RECORDS FOR THIS TASK:
..............................

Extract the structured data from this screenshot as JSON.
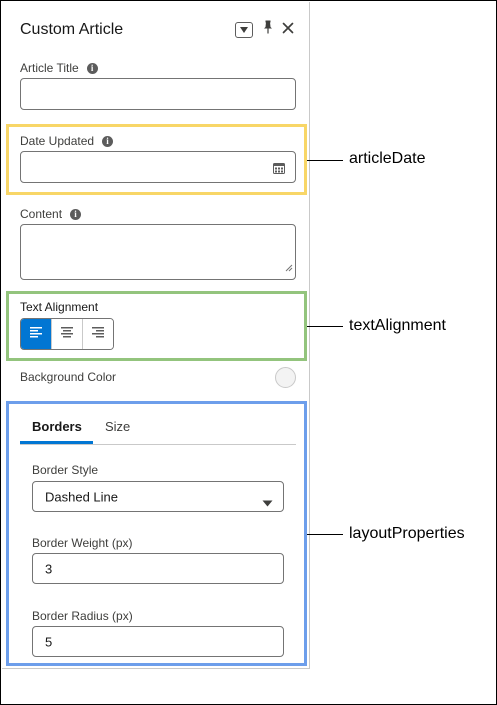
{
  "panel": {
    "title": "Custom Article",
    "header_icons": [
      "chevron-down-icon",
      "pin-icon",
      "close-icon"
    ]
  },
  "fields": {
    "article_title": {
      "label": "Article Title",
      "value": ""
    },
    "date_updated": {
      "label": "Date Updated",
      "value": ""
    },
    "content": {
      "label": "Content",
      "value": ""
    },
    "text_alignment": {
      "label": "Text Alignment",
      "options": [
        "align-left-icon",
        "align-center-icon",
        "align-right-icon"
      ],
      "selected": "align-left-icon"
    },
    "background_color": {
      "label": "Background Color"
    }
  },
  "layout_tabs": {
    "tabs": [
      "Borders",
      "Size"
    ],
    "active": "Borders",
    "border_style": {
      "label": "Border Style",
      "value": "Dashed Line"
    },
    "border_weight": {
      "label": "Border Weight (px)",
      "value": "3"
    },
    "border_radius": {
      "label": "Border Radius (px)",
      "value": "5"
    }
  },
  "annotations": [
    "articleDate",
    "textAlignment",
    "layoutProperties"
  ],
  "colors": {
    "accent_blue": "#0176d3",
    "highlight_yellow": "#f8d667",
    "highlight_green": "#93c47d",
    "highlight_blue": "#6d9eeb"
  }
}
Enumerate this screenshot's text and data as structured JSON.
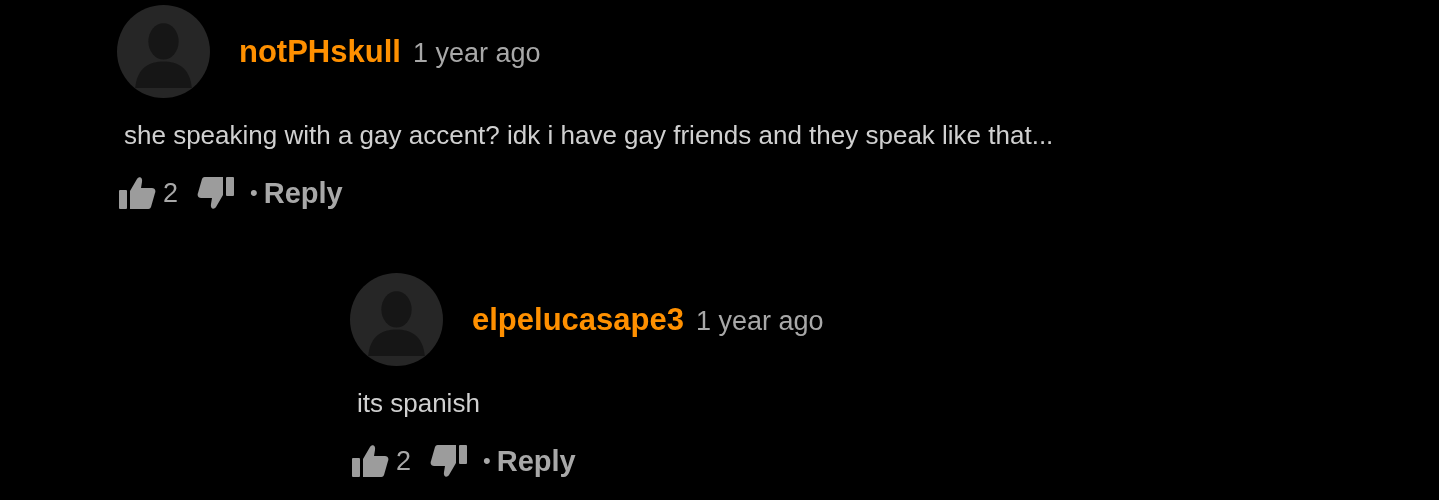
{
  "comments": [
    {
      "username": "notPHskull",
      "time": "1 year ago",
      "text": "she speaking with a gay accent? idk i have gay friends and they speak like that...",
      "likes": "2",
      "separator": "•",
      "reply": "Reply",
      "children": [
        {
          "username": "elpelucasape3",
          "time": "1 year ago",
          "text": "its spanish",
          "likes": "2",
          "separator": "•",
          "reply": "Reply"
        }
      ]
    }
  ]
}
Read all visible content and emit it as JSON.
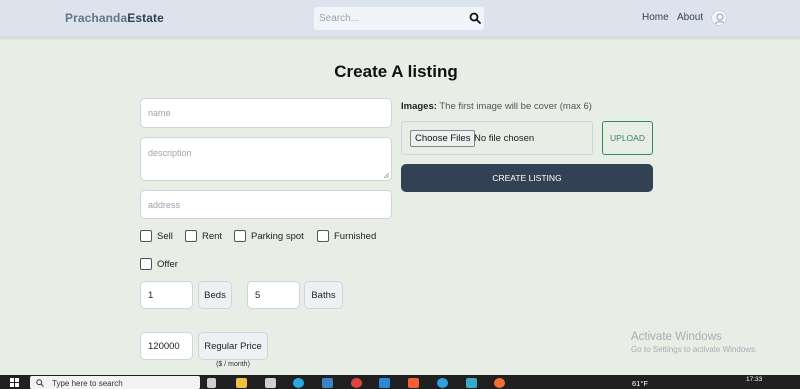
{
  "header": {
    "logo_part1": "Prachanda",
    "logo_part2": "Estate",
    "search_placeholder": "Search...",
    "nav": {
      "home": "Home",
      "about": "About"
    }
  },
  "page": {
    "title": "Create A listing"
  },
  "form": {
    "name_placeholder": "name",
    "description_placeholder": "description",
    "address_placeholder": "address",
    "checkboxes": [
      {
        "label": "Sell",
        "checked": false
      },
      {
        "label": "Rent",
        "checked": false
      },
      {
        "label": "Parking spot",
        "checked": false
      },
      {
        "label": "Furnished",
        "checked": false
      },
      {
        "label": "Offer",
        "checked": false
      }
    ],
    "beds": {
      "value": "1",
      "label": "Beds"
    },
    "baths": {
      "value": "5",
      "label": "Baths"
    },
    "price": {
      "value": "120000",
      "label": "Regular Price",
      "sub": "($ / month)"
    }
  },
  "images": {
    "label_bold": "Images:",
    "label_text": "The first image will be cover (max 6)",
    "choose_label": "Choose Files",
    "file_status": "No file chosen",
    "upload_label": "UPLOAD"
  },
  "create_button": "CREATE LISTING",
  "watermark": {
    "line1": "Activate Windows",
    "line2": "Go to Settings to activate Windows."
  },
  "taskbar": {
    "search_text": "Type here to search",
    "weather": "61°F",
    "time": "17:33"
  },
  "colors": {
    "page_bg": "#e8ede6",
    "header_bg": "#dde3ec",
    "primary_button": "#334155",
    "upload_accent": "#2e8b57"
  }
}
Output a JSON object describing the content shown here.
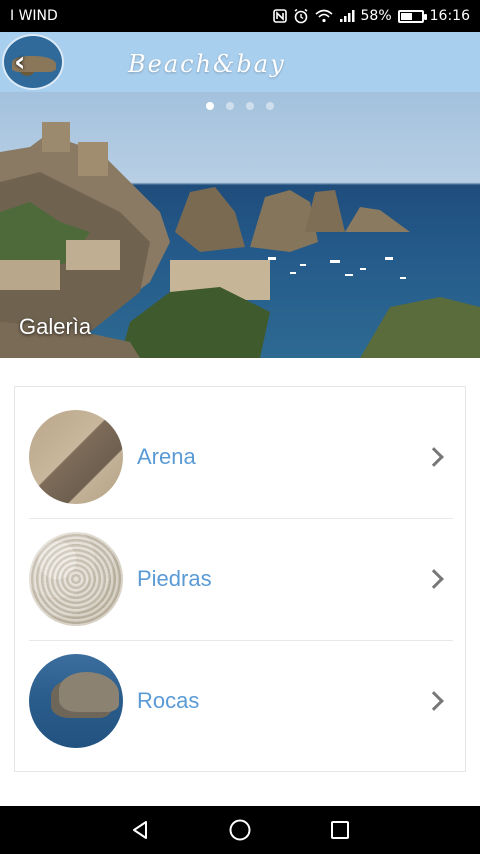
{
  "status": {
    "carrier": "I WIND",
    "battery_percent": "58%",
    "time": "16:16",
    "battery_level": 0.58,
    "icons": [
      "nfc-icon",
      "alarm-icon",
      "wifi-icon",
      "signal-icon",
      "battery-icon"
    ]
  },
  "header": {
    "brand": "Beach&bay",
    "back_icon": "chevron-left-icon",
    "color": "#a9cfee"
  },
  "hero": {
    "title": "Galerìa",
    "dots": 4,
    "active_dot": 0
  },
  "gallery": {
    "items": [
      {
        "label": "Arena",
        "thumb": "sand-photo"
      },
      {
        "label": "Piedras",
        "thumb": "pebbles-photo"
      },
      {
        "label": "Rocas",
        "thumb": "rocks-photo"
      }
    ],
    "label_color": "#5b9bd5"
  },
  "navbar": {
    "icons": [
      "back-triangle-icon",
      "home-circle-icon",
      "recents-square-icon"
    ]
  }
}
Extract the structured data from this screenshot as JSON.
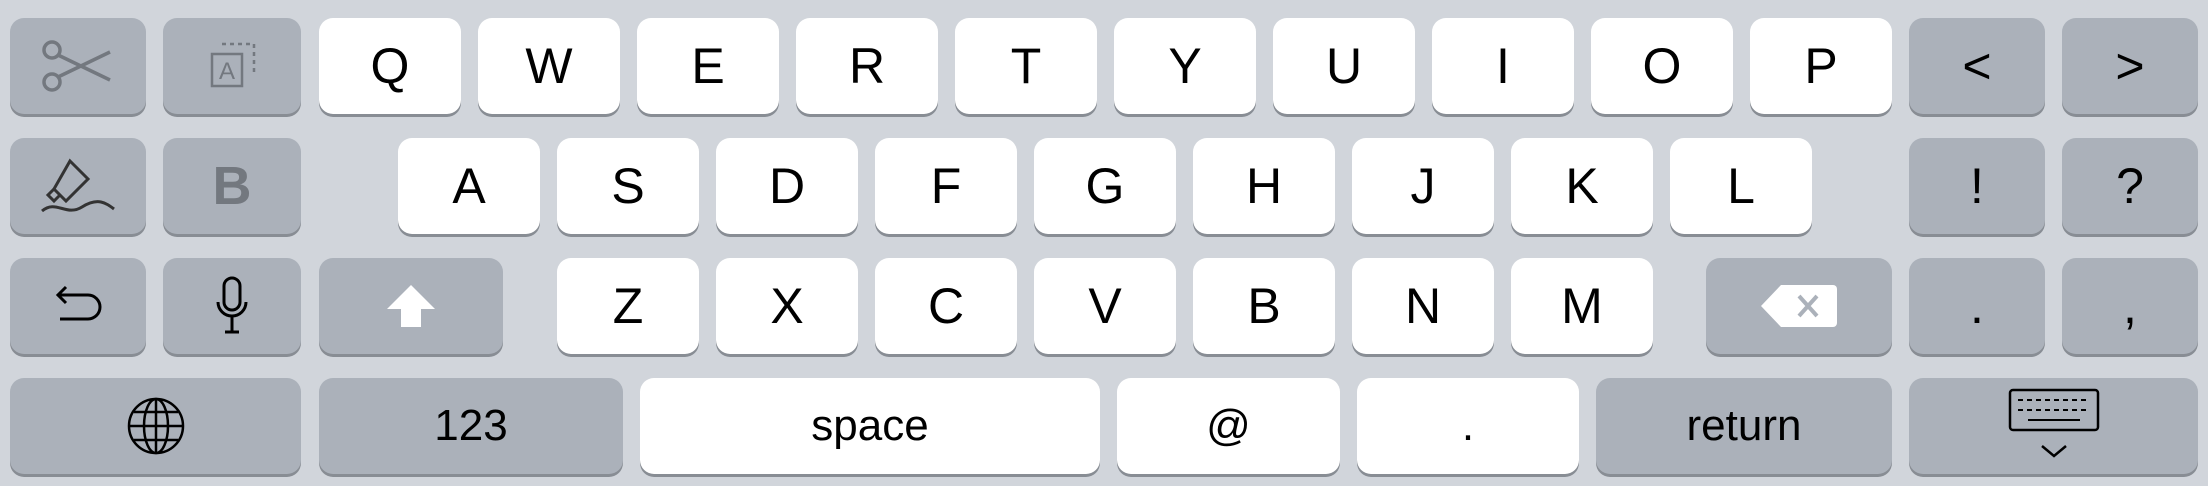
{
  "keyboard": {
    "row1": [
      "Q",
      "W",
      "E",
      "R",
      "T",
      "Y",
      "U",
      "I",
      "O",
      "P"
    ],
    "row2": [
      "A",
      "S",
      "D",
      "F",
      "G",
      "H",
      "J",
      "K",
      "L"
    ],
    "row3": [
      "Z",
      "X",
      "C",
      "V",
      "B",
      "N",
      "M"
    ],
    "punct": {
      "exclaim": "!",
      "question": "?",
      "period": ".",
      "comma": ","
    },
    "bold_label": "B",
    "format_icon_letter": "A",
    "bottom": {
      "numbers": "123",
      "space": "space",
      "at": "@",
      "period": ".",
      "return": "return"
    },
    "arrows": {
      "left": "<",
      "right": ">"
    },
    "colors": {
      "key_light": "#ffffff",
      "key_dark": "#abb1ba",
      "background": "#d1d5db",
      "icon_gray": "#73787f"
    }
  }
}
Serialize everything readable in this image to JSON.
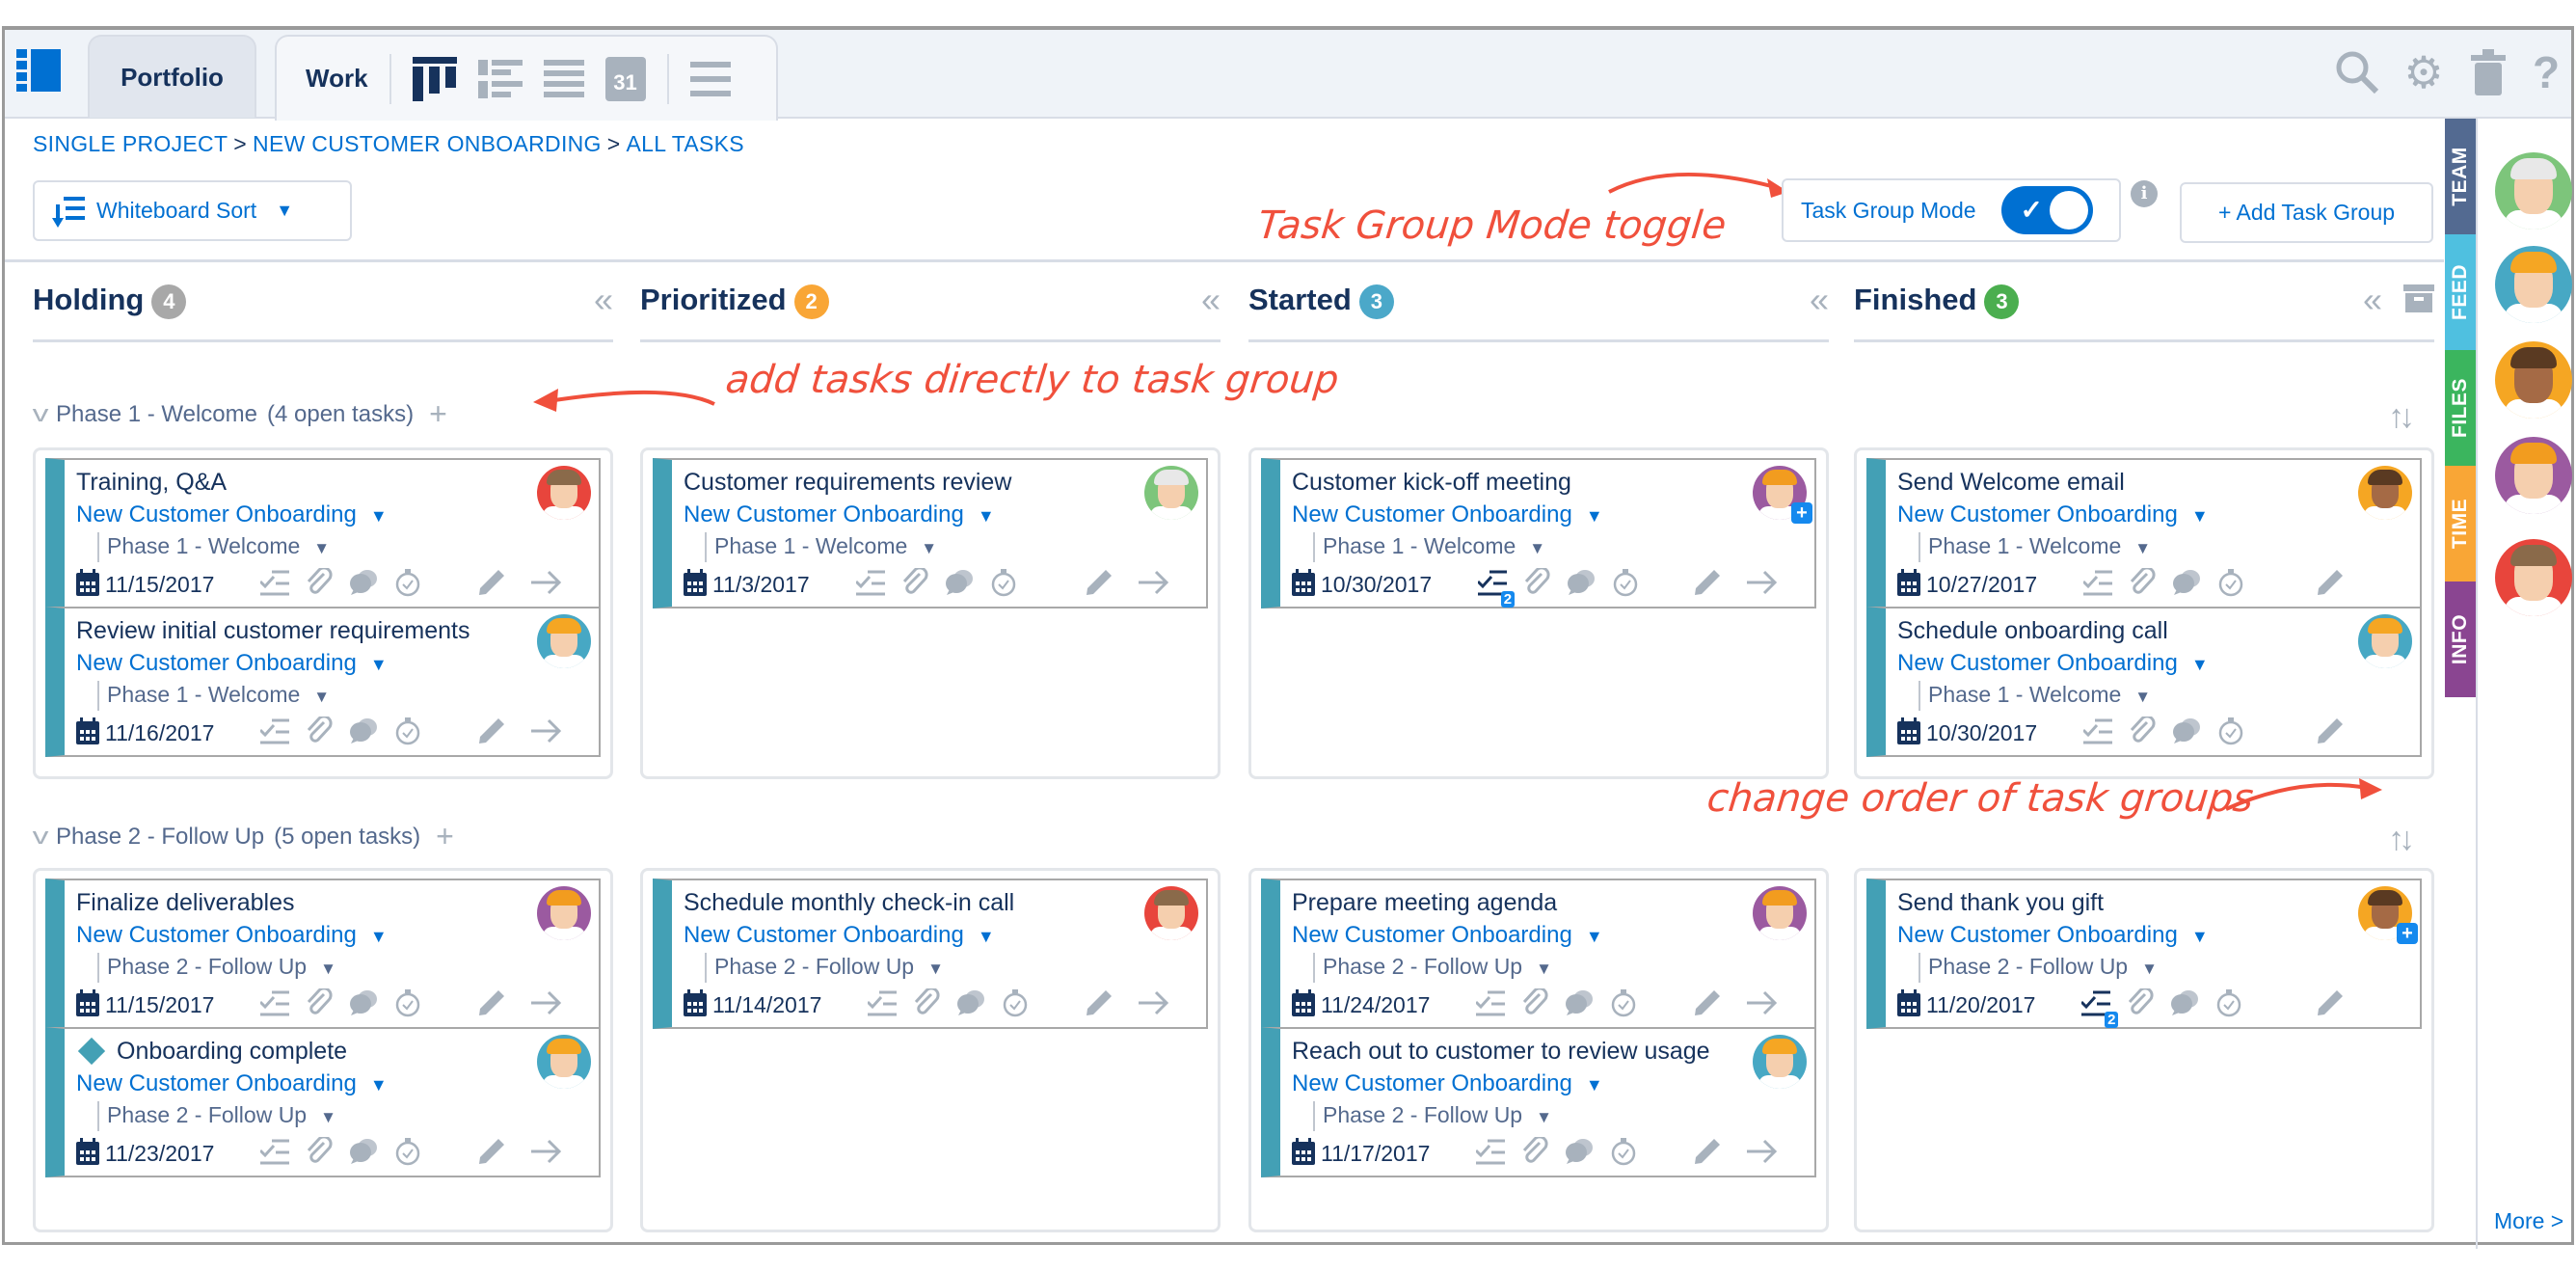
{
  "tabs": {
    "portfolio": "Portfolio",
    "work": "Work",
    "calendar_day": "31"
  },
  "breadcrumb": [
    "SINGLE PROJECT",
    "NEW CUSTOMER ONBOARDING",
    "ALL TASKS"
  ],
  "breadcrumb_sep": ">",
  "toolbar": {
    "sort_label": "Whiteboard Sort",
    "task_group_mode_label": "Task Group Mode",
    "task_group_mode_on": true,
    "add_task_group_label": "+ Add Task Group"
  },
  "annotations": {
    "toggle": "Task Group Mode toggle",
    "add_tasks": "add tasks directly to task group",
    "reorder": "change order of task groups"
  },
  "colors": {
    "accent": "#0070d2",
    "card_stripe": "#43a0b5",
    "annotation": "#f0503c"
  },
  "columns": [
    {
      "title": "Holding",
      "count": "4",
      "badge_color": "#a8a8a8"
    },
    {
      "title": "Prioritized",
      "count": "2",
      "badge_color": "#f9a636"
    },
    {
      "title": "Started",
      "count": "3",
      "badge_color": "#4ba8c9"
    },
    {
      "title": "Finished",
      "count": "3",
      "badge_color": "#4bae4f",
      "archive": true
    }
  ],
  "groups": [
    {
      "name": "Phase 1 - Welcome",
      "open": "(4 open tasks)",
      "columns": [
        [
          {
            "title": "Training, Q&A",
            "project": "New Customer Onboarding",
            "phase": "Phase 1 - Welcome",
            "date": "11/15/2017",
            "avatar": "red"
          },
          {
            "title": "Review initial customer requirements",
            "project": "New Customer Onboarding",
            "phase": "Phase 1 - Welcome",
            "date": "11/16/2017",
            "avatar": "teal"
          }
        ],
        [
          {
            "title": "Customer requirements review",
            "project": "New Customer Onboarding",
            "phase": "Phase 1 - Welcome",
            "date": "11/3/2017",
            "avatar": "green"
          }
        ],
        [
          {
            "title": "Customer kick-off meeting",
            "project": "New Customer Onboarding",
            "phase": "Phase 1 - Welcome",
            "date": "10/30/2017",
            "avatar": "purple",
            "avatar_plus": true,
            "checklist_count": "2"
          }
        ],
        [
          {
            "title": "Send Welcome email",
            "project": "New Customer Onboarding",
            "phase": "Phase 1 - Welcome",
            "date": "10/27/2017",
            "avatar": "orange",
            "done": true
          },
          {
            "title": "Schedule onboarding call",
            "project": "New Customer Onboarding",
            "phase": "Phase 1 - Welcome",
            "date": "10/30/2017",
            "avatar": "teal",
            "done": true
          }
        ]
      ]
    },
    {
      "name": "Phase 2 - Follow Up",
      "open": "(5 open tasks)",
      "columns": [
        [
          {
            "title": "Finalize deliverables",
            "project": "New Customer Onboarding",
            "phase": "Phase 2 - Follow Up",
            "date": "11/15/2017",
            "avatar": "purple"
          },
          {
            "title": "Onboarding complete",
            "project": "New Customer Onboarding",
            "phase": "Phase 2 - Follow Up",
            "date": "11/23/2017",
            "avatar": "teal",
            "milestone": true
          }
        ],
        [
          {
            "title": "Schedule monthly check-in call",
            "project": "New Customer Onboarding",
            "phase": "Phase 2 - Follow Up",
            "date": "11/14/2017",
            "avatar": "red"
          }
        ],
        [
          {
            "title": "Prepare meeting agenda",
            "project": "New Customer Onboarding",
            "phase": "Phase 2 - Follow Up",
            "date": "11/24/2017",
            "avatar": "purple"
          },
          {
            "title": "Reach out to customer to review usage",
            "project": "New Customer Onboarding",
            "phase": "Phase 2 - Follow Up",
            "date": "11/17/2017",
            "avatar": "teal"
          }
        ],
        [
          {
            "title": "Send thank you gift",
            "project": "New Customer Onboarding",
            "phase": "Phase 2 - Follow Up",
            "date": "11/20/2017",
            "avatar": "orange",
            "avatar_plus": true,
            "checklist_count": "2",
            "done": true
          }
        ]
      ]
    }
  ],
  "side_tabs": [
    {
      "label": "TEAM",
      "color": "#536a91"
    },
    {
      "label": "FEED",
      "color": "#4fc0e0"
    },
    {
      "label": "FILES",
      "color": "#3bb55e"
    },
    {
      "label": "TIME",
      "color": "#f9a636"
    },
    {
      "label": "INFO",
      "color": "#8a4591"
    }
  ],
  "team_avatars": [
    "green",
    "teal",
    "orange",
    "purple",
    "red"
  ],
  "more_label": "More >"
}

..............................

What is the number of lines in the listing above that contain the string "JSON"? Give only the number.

EXERCISE ANSWER: 6